• [INPUT DATA]:
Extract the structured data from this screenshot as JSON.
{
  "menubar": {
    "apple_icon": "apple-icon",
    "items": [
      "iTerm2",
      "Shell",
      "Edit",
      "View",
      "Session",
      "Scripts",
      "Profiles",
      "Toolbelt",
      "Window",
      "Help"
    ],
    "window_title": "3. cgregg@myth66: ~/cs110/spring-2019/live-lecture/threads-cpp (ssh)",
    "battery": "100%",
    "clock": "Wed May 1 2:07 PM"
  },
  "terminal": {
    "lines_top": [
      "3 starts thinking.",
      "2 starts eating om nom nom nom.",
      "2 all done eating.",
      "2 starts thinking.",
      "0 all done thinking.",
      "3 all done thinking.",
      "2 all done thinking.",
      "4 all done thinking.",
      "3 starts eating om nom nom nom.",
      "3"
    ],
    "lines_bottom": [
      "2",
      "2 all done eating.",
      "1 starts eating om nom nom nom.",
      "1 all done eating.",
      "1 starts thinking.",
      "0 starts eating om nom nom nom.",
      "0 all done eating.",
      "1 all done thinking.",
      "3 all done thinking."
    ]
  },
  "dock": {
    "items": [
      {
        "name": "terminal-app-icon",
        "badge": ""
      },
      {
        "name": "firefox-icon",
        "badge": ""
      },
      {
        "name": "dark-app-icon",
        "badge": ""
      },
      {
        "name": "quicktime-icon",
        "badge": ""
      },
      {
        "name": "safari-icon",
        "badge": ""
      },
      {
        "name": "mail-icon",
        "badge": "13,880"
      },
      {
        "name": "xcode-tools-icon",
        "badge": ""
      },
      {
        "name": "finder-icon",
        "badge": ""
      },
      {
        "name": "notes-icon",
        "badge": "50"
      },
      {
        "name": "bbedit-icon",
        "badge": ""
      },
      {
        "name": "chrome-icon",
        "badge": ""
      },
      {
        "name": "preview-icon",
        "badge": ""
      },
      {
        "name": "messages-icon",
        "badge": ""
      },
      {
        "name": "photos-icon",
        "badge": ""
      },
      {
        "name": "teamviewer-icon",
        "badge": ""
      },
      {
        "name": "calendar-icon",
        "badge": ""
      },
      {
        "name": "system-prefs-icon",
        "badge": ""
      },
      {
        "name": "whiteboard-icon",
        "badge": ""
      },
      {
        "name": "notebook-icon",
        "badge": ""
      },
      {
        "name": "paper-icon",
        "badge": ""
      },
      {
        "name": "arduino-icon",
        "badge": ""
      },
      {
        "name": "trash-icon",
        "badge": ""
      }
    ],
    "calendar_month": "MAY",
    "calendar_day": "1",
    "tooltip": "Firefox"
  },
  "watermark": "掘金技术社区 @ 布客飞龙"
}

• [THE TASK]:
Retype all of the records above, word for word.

• [TASK RESULT]:
Extract the structured data from this screenshot as JSON.
{
  "menubar": {
    "apple_icon": "apple-icon",
    "items": [
      "iTerm2",
      "Shell",
      "Edit",
      "View",
      "Session",
      "Scripts",
      "Profiles",
      "Toolbelt",
      "Window",
      "Help"
    ],
    "window_title": "3. cgregg@myth66: ~/cs110/spring-2019/live-lecture/threads-cpp (ssh)",
    "battery": "100%",
    "clock": "Wed May 1 2:07 PM"
  },
  "terminal": {
    "lines_top": [
      "3 starts thinking.",
      "2 starts eating om nom nom nom.",
      "2 all done eating.",
      "2 starts thinking.",
      "0 all done thinking.",
      "3 all done thinking.",
      "2 all done thinking.",
      "4 all done thinking.",
      "3 starts eating om nom nom nom.",
      "3"
    ],
    "lines_bottom": [
      "2",
      "2 all done eating.",
      "1 starts eating om nom nom nom.",
      "1 all done eating.",
      "1 starts thinking.",
      "0 starts eating om nom nom nom.",
      "0 all done eating.",
      "1 all done thinking.",
      "3 all done thinking."
    ]
  },
  "dock": {
    "items": [
      {
        "name": "terminal-app-icon",
        "badge": ""
      },
      {
        "name": "firefox-icon",
        "badge": ""
      },
      {
        "name": "dark-app-icon",
        "badge": ""
      },
      {
        "name": "quicktime-icon",
        "badge": ""
      },
      {
        "name": "safari-icon",
        "badge": ""
      },
      {
        "name": "mail-icon",
        "badge": "13,880"
      },
      {
        "name": "xcode-tools-icon",
        "badge": ""
      },
      {
        "name": "finder-icon",
        "badge": ""
      },
      {
        "name": "notes-icon",
        "badge": "50"
      },
      {
        "name": "bbedit-icon",
        "badge": ""
      },
      {
        "name": "chrome-icon",
        "badge": ""
      },
      {
        "name": "preview-icon",
        "badge": ""
      },
      {
        "name": "messages-icon",
        "badge": ""
      },
      {
        "name": "photos-icon",
        "badge": ""
      },
      {
        "name": "teamviewer-icon",
        "badge": ""
      },
      {
        "name": "calendar-icon",
        "badge": ""
      },
      {
        "name": "system-prefs-icon",
        "badge": ""
      },
      {
        "name": "whiteboard-icon",
        "badge": ""
      },
      {
        "name": "notebook-icon",
        "badge": ""
      },
      {
        "name": "paper-icon",
        "badge": ""
      },
      {
        "name": "arduino-icon",
        "badge": ""
      },
      {
        "name": "trash-icon",
        "badge": ""
      }
    ],
    "calendar_month": "MAY",
    "calendar_day": "1",
    "tooltip": "Firefox"
  },
  "watermark": "掘金技术社区 @ 布客飞龙"
}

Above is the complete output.